It is no coincidence that the ZOOFA boutique found its place in the example of the first real Art Nouveau building in Ljubljana. The symmetrical facade is painted in the colours of the Slovenian tricolor. The street-view entrance area with its representative 5-meter ceiling and restored stucco calls for various fashion creations to be exhibited. For this purpose, each designer has a stand made of water pipes. Specially adapted signs, made from the plumbing handles, which serve as a holder for the tiles with the names of the designers, are removable, which makes it easy to adjust and change the layout of individual pieces. With a scheduled circular change of positions of the exhibited pieces, the store wants to pay an equal amount of attention to all the unique and original stories that the collaborating designers tell through their works. The central element from visible concrete (fibre cement panels) of the entrance space, which consists of three blocks of different heights, also provide additional product exposure. The blocks serve as display shelves as well as storage areas as they can be opened. The selected pieces are illuminated by a voluminous chandelier from fibre cement in the shape of a potica (Slovenian traditional pastry), which subtly reminds us that the presented fashion products in this space are works of domestic designers.

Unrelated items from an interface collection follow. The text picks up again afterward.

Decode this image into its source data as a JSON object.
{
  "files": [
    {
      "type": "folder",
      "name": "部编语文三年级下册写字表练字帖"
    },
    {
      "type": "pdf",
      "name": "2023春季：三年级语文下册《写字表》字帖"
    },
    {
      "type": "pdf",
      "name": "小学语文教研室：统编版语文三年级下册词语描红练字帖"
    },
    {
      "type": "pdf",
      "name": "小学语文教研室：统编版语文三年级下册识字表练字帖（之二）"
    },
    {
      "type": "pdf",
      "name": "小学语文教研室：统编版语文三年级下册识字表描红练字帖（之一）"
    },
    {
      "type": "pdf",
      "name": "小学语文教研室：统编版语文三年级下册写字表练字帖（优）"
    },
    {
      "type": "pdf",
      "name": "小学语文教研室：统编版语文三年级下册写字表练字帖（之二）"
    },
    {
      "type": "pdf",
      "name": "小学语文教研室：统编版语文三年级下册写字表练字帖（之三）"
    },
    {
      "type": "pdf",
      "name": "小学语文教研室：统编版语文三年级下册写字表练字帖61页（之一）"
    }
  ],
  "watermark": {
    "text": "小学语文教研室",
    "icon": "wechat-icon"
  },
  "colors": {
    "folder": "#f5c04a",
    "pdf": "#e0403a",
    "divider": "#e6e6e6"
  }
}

Alongside her work as an architect and interior designer, Tina Rugelj is also actively involved in product design. Tina studied at the Faculty of Architecture in Ljubljana and graduated in 2002 from the Technical University of Graz. She also studied design at EINA, Centre Universitari de Disseny i Art de Barcelona (UAB). She then went on to collaborate with some of the most prominent Slovenian architecture offices until she founded her studio in 2011. 2012 marked the year she designed her first collection of garden furniture, entitled Concrete Garden, which thrilled both the media and critics alike. The collection Tales of the Adriatic forms another chapter in her creative way of thinking and her relationship with local materials and craftsmanship.